> _PROBLEM DETAILS_:
Whatever lies between the line with "Transcribe this image's" and the end of the data, both included, must be copied exactly and without pictures.

> _LISTED RECORDS_:
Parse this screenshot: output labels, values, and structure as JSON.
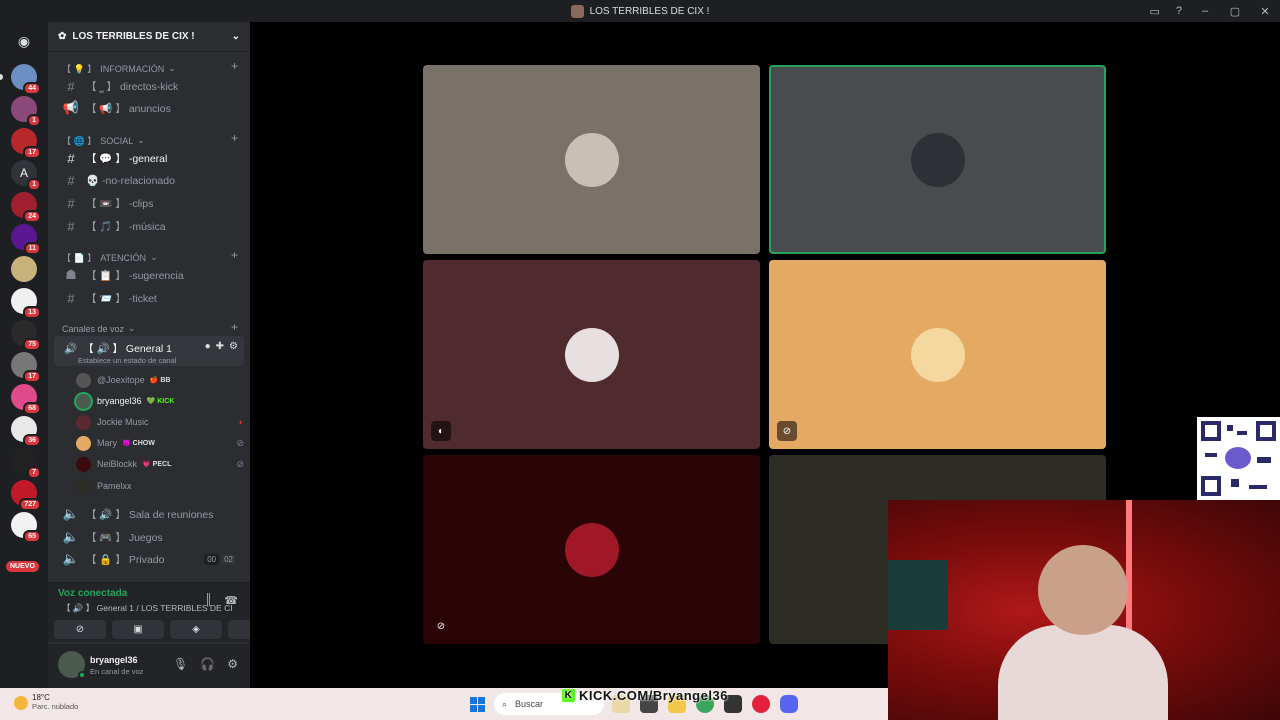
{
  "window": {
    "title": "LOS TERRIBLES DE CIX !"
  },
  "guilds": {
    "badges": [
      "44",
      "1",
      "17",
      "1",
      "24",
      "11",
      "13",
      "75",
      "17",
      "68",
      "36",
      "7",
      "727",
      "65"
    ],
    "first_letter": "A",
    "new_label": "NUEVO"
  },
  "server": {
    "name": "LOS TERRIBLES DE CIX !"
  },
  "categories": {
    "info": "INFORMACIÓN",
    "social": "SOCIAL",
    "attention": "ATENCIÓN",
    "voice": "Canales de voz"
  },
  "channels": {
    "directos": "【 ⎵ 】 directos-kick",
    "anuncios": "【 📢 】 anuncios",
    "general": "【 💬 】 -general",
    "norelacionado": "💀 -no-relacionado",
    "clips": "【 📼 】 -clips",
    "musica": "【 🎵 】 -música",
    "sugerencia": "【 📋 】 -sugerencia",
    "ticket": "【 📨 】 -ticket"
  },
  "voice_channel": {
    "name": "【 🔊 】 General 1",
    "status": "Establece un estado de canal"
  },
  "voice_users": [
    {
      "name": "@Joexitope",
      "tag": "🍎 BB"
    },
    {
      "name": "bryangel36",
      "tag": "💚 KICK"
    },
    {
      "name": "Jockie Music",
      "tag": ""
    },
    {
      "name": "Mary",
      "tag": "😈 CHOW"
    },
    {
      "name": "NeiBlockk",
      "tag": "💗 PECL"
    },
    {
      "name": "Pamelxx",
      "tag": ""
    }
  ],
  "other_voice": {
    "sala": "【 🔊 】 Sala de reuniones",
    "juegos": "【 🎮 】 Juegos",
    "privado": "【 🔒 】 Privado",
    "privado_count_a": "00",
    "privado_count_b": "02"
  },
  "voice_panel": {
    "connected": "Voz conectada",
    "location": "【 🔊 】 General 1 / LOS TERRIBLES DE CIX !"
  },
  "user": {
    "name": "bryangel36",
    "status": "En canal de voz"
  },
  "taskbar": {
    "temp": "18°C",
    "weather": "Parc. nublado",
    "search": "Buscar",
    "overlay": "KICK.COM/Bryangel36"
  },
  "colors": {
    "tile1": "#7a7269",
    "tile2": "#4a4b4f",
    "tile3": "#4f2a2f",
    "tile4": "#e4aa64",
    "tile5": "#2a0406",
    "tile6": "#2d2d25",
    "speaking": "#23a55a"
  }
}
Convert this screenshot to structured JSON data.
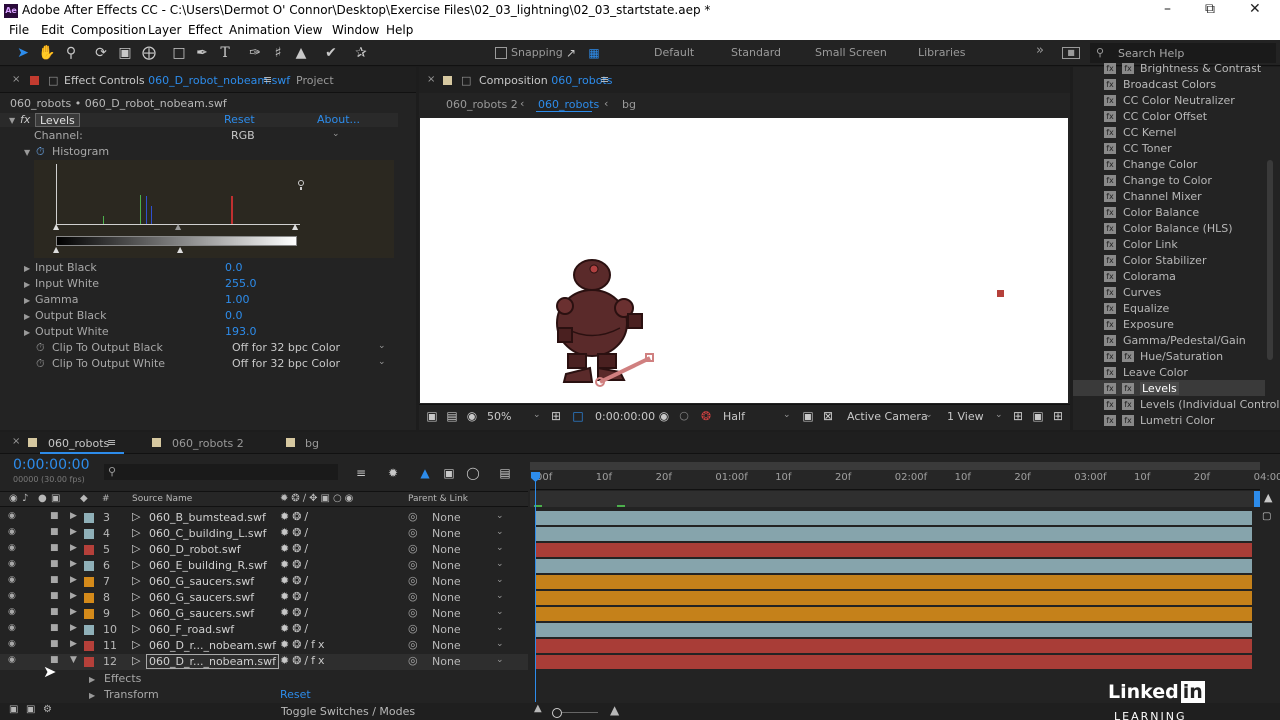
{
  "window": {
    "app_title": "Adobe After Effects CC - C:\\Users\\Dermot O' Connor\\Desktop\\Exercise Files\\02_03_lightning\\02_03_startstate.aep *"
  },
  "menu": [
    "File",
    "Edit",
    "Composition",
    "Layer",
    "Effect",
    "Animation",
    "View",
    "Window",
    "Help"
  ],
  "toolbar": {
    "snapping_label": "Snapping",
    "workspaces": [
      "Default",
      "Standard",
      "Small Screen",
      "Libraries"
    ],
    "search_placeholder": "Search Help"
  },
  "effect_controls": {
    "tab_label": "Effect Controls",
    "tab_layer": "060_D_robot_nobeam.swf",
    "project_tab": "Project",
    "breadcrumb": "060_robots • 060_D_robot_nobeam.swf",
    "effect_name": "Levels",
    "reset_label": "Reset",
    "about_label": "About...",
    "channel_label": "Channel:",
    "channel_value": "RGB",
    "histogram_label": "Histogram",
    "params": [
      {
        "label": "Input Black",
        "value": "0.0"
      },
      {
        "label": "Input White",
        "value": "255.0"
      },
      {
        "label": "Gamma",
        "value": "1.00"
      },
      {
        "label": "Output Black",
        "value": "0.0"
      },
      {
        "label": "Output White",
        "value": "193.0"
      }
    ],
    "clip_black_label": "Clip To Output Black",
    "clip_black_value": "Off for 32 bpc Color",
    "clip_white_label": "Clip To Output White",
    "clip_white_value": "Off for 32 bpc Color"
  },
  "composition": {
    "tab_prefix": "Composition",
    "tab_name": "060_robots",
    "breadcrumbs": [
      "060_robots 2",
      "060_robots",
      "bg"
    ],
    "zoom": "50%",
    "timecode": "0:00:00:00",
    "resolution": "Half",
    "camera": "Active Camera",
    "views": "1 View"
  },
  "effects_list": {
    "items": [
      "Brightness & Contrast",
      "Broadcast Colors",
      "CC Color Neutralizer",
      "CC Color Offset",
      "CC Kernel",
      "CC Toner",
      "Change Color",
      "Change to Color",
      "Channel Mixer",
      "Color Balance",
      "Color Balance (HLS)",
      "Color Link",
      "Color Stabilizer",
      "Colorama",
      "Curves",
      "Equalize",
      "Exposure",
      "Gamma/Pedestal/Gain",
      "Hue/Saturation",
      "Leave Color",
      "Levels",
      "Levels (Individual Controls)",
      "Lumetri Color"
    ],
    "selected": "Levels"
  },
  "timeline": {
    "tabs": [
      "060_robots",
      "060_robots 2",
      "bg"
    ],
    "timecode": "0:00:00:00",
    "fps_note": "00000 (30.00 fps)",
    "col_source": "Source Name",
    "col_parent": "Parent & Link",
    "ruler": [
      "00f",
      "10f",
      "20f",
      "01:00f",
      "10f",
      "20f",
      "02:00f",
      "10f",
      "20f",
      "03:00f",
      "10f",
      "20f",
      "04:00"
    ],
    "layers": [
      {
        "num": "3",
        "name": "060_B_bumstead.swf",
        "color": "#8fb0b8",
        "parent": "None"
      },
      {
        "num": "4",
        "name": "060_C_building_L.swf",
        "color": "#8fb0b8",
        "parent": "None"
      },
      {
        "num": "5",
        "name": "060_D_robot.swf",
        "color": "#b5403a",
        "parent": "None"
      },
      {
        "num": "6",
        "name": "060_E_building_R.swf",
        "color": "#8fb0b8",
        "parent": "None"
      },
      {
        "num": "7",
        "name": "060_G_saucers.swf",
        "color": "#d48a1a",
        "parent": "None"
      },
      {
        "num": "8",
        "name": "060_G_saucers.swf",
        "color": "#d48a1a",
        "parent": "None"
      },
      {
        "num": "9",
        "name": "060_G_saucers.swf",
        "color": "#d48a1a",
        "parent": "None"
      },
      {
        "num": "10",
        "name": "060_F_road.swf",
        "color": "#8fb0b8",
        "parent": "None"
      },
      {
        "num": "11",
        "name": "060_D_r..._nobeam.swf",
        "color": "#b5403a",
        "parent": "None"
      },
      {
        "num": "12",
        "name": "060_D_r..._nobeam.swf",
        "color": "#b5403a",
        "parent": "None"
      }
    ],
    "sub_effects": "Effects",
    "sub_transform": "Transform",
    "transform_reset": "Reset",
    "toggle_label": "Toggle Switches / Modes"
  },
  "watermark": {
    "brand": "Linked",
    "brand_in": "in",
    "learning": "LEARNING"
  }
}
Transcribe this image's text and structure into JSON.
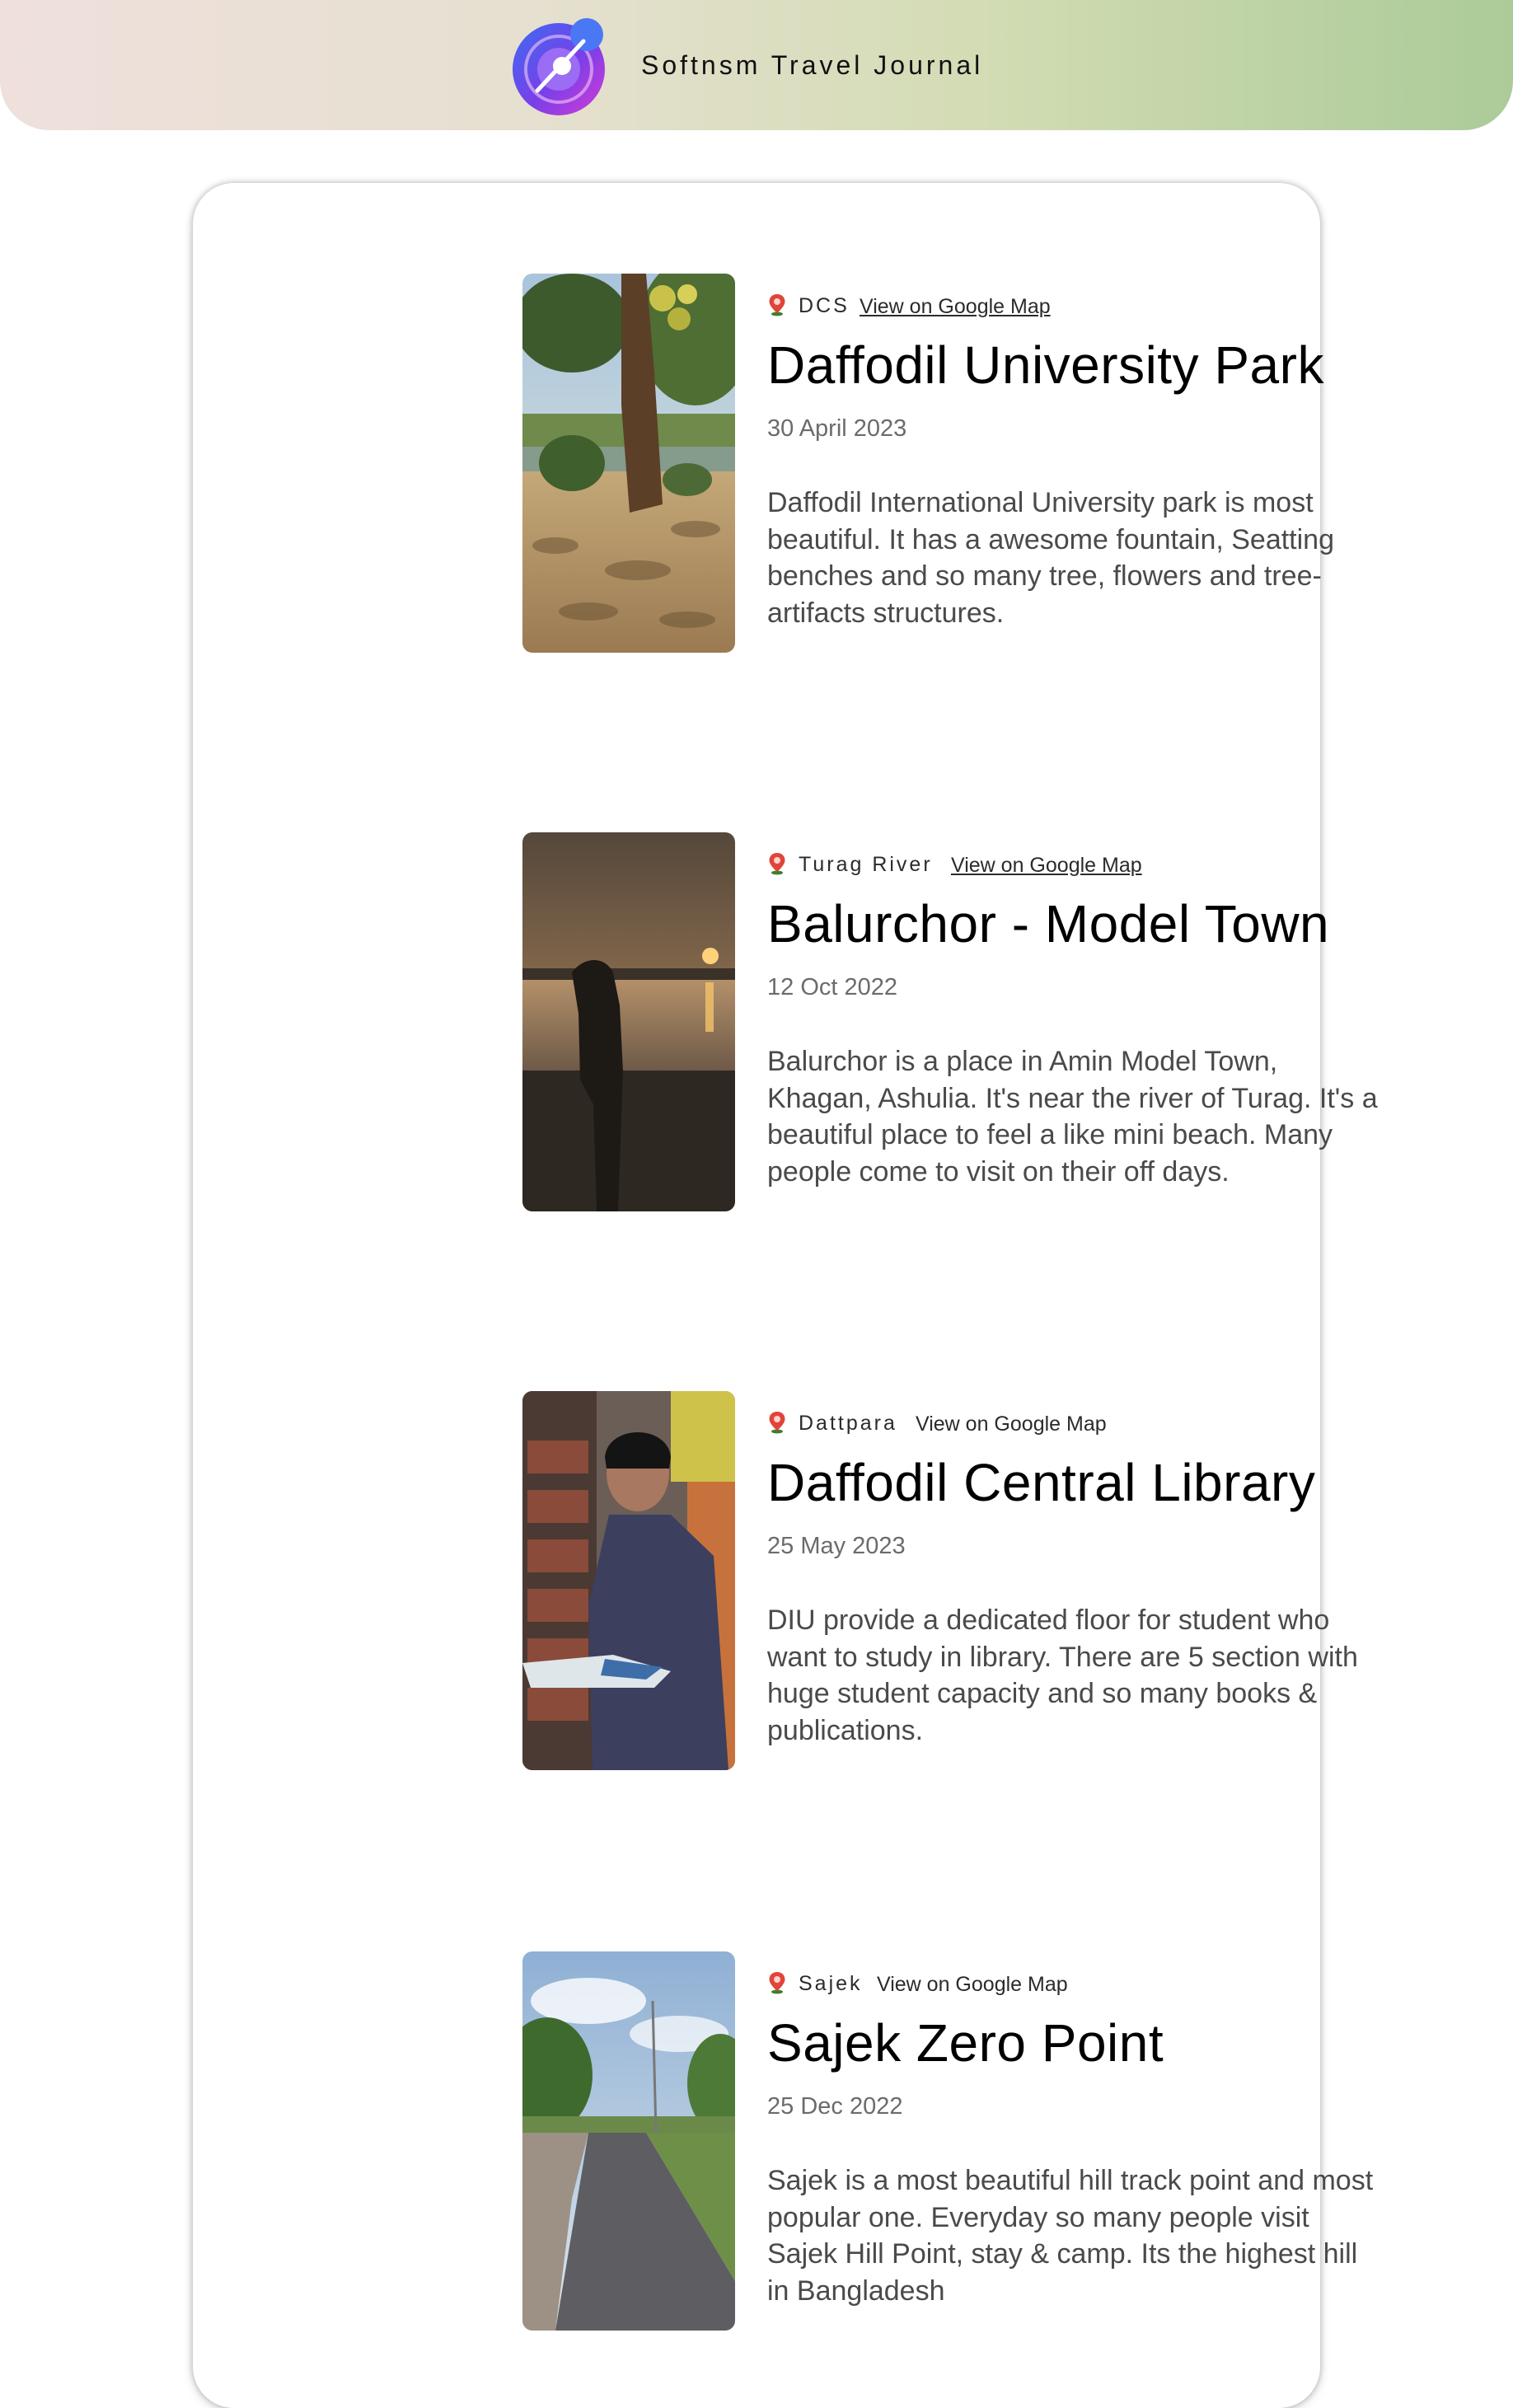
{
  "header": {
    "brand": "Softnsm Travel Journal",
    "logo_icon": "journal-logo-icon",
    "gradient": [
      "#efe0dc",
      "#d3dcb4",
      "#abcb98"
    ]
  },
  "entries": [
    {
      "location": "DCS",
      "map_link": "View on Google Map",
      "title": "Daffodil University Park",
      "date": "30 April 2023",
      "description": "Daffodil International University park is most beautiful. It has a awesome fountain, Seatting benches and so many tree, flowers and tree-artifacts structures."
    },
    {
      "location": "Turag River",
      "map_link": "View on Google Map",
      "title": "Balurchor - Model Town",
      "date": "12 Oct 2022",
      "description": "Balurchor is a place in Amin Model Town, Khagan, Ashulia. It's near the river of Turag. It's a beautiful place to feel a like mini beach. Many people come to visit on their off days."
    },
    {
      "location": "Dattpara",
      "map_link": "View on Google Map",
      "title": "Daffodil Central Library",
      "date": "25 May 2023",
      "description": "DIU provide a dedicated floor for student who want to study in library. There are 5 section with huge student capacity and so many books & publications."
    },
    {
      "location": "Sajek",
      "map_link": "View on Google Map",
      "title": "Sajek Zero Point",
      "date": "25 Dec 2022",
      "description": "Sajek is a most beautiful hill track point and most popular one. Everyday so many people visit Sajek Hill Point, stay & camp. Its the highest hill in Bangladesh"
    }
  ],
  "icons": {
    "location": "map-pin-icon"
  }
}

> _RESULT OF THE TASK_:
Transcribe this image's text and structure into JSON.
{
  "header": {
    "brand": "Softnsm Travel Journal",
    "logo_icon": "journal-logo-icon",
    "gradient": [
      "#efe0dc",
      "#d3dcb4",
      "#abcb98"
    ]
  },
  "entries": [
    {
      "location": "DCS",
      "map_link": "View on Google Map",
      "title": "Daffodil University Park",
      "date": "30 April 2023",
      "description": "Daffodil International University park is most beautiful. It has a awesome fountain, Seatting benches and so many tree, flowers and tree-artifacts structures."
    },
    {
      "location": "Turag River",
      "map_link": "View on Google Map",
      "title": "Balurchor - Model Town",
      "date": "12 Oct 2022",
      "description": "Balurchor is a place in Amin Model Town, Khagan, Ashulia. It's near the river of Turag. It's a beautiful place to feel a like mini beach. Many people come to visit on their off days."
    },
    {
      "location": "Dattpara",
      "map_link": "View on Google Map",
      "title": "Daffodil Central Library",
      "date": "25 May 2023",
      "description": "DIU provide a dedicated floor for student who want to study in library. There are 5 section with huge student capacity and so many books & publications."
    },
    {
      "location": "Sajek",
      "map_link": "View on Google Map",
      "title": "Sajek Zero Point",
      "date": "25 Dec 2022",
      "description": "Sajek is a most beautiful hill track point and most popular one. Everyday so many people visit Sajek Hill Point, stay & camp. Its the highest hill in Bangladesh"
    }
  ],
  "icons": {
    "location": "map-pin-icon"
  }
}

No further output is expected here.